Rain rot is a serious condition that can cause discomfort, pain, hair loss, or even death in horses. Early treatment will help to prevent any further problems. You can prevent future problems by giving your horse good care and regular grooming.

Bacterial Vs. Fungal

Dermatophilosis can be confused with other skin conditions and fungal diseases. Fungi can be found in a wide range of environments, but they can also cause illness when inhaled or swallowed.

Ringworm is a fungal disease that thrives on Keratin, a protein found in hair and skin cells. Ringworm is characterized by dry, crusty skin and hair loss. Although itchy lesions may appear red or tender, they can also be itchy. Ringworm can be serious and you should contact your veterinarian immediately. Ringworm is very contagious and can live for long periods of time on many surfaces around the farm.

Use latex gloves to handle ringworm-infected horses. Disinfect all equipment used for grooming, riding, and feeding. To prevent the disease spreading, keep him away from other horses.

Pastern dermatitis (also known as dew poisoning or scratches) can also cause rain rot. It is possible to confuse the two. Horses that live in wet or muddy environments are more likely to get it. White socks and horses with a lot of white hair may also be more vulnerable. Scratches are most common on the lower limbs, particularly the back of the pastern and fetlocks.

Pastern dermatitis (also known as dew poisoning or scratches) can be difficult to distinguish from rain rot. However, a vet exam can help ensure that a diagnosis is made and the right treatment is given.

(c) Arnd Bronkhorst

Horses can feel very pain after a scratch. The area may become inflamed or scabby. It is possible for the skin to appear cracked and even to bleed. The leg can become hot and swollen, which may cause discomfort and possibly lameness.

Open sores and scabbing caused by scratches can open the door to other bacteria. This is especially true if the injury occurs on the lower leg. A horse with scratches should be kept dry and clean in a stall or paddock for as long as it takes to heal.

Max Corcoran says that she is very aggressive in treating horses with scratches, particularly horses in full work or actively competing. Horses may not be able wear boots or exercise because of inflammation in their legs and painful sores.

The treatment for scratches will vary from one horse to another because it is multifactorial. For the best possible treatment for your horse, consult your veterinarian.
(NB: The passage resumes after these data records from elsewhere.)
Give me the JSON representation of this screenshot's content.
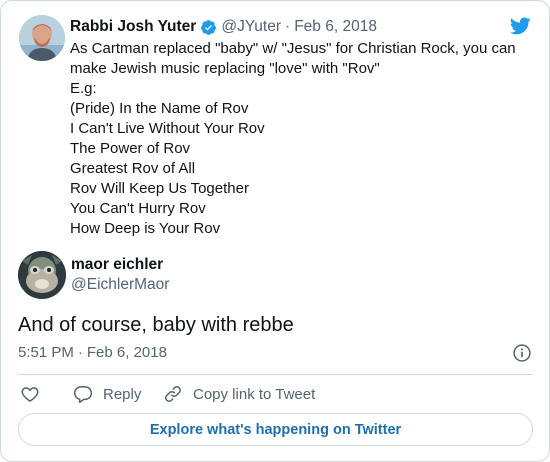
{
  "quoted_tweet": {
    "author_name": "Rabbi Josh Yuter",
    "handle": "@JYuter",
    "separator": "·",
    "date": "Feb 6, 2018",
    "lines": [
      "As Cartman replaced \"baby\" w/ \"Jesus\" for Christian Rock, you can",
      "make Jewish music  replacing \"love\" with \"Rov\"",
      "E.g:",
      "(Pride) In the Name of Rov",
      "I Can't Live Without Your Rov",
      "The Power of Rov",
      "Greatest Rov of All",
      "Rov Will Keep Us Together",
      "You Can't Hurry Rov",
      "How Deep is Your Rov"
    ]
  },
  "tweet": {
    "author_name": "maor eichler",
    "handle": "@EichlerMaor",
    "text": "And of course, baby with rebbe",
    "time": "5:51 PM",
    "separator": "·",
    "date": "Feb 6, 2018"
  },
  "actions": {
    "reply_label": "Reply",
    "copy_label": "Copy link to Tweet"
  },
  "explore_label": "Explore what's happening on Twitter",
  "icons": {
    "brand": "twitter-bird-icon",
    "verified": "verified-badge-icon",
    "info": "info-icon",
    "like": "heart-icon",
    "reply": "speech-bubble-icon",
    "copy": "link-icon"
  },
  "colors": {
    "brand_blue": "#1d9bf0",
    "link_blue": "#1d6fb0",
    "text": "#0f1419",
    "secondary_text": "#536471",
    "border": "#cfd9de"
  }
}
Antibacterial medication and soaps should be used to treat bacterial infections. However, it is important that fungal infections are treated with antifungal creams. The area should always be kept dry, clean, and open to the air.

Leave a Comment

Your email address will not be published.

Scroll to Top